November 15, 2017

UM gets another crack at Temple in A-10 quarterfinals

In the winding seconds of Tuesday’s win over Duquesne, the student section at the Mullins Center chanted, “We want Temple!”

Maria Uminski/Collegian

On Friday afternoon, they’ll get the rematch they’ve been waiting for.

Just nine days removed from its overtime loss to the Owls in Philadelphia, the Massachusetts men’s basketball team will get its second crack at the Atlantic 10 tournament’s top seed in the quarterfinals in Atlantic City, N.J.

UMass’ 90-88 overtime loss to then-No. 21 Temple on Feb. 29 may be as close to a moral victory as it gets for UMass coach Derek Kellogg.

“If there ever could be a moral victory, which I’m not really fan of, that would be it,” said Kellogg in reference to its last matchup against the Owls.

The Minutemen (21-10, 9-7 A-10), who are the eighth seed in the A-10 tournament, erased a 10-point deficit in the final two minutes of regulation to knot the score at 80 and send the game into overtime. But UMass relinquished an 86-80 lead in the extra frame as Khalif Wyatt delivered the game-winning lay-up for Temple in transition.

Jesse Morgan’s runner rimmed out and Maxie Esho couldn’t put back the offensive rebound in the Minutemen’s final possession, as UMass nearly pulled off the upset.

Chaz Williams nearly had a triple-double in the game with 26 points, 11 assists and eight rebounds. Terrell Vinson led the charge early on with 14 first-half points before fouling out with three minutes, 52 seconds remaining in regulation. The junior finished with just 16 points for the contest.

While UMass gave Temple everything it could handle in the last matchup, Kellogg said he knows that the Owls will be ready for them the second time around.

“Temple’s [going to] be 100 percent ready, especially with how that game ended last time going into overtime,” he said.

The Owls were idle during the first round of the tournament after earning a bye as the top seed. Saint Louis, Xavier and St. Bonaventure also earned a free pass to Atlantic City to round out the top four seeds.

There was no rest for the Minutemen, however, who are coming off of a gritty, 92-83, victory over the Dukes on Tuesday in which the team had to battle the entire way through to scrap out the hard-fought win.

The pace of the game had a different feel than previous games at the Mullins Center as UMass typically embarked on huge runs to put the opposition away. Although it took 35 minutes, the Minutemen iced Duquesne with a 14-5 run in the final five minutes to grab the win.

UMass can expect similar tempo games come playoff time. As postseason play arrives, teams typically have to win with their half-court play, as opponents are more cognizant of limiting fast-break opportunities. Tuesday’s win was no exception, as the Minutemen were limited to just eight points in that regard.

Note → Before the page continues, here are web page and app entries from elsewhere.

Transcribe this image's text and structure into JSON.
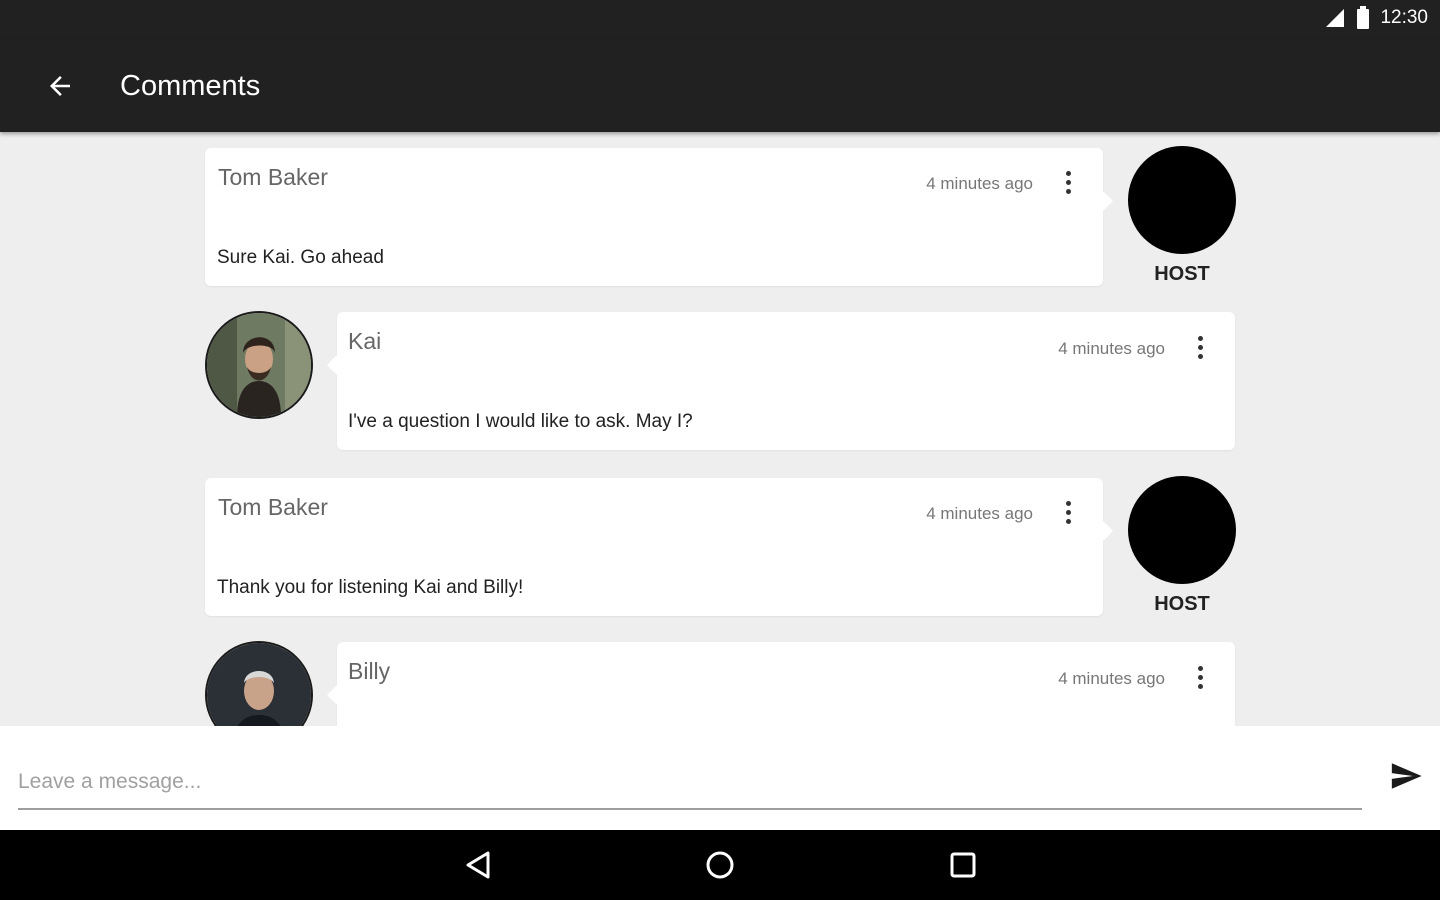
{
  "status_bar": {
    "time": "12:30",
    "signal_icon": "signal-icon",
    "battery_icon": "battery-icon"
  },
  "app_bar": {
    "title": "Comments",
    "back_icon": "arrow-back-icon"
  },
  "comments": [
    {
      "author": "Tom Baker",
      "time": "4 minutes ago",
      "text": "Sure Kai. Go ahead",
      "role": "host",
      "badge": "HOST"
    },
    {
      "author": "Kai",
      "time": "4 minutes ago",
      "text": "I've a question I would like to ask. May I?",
      "role": "user"
    },
    {
      "author": "Tom Baker",
      "time": "4 minutes ago",
      "text": "Thank you for listening Kai and Billy!",
      "role": "host",
      "badge": "HOST"
    },
    {
      "author": "Billy",
      "time": "4 minutes ago",
      "text": "",
      "role": "user"
    }
  ],
  "composer": {
    "placeholder": "Leave a message...",
    "value": "",
    "send_icon": "send-icon"
  },
  "nav_bar": {
    "back_icon": "nav-back-icon",
    "home_icon": "nav-home-icon",
    "recents_icon": "nav-recents-icon"
  },
  "colors": {
    "app_bar": "#212121",
    "background": "#eeeeee",
    "card": "#ffffff",
    "host_avatar": "#000000"
  }
}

While this didn’t hurt UMass in the first round, it is worth keeping an eye against the Owls. One of the staples of the Minutemen offense is forcing turnovers and getting easy buckets in transition using the slate of athleticism on their roster.

Toughest draw

If UMass gets past Temple, it will continue on the most difficult path towards the A-10 championship game of the eight teams remaining.

Looking ahead, the Minutemen would face the winner of fifth seeded Saint Joseph’s (20-12, 9-7 A-10) and fourth seeded St. Bonaventure (17-11, 10-6 A-10) in the semifinals on Saturday. The championship game would be the following day on Sunday.

UMass posted a 2-1 mark against its hypothetical semifinal opponents, with nine-point victories over both the Hawks (Jan. 14) and Bonnies (Feb. 8) at the Mullins Center. However, the Minutemen fell at Saint Joseph’s on Feb. 11, 73-62.

Barring an A-10 title, it appears unlikely that UMass will be able to secure a bid to the NCAA tournament. Heading into Friday’s contest against Temple, the Minutemen are 79th in the RPI ranking system with 68 teams making the big dance.

While UMass is the lowest seed remaining in the A-10 tournament, it has shown that on any given night it can compete with the best, as it did last time out against the Owls.

It will take similar efforts in three consecutive games if Kellogg and the rest of the Minutemen want to bring their already magical season to college basketball’s biggest stage.

Stephen Sellner can be reached at ssellner@student.umass.edu and followed on Twitter @MDC_Sellner.

Leave A Comment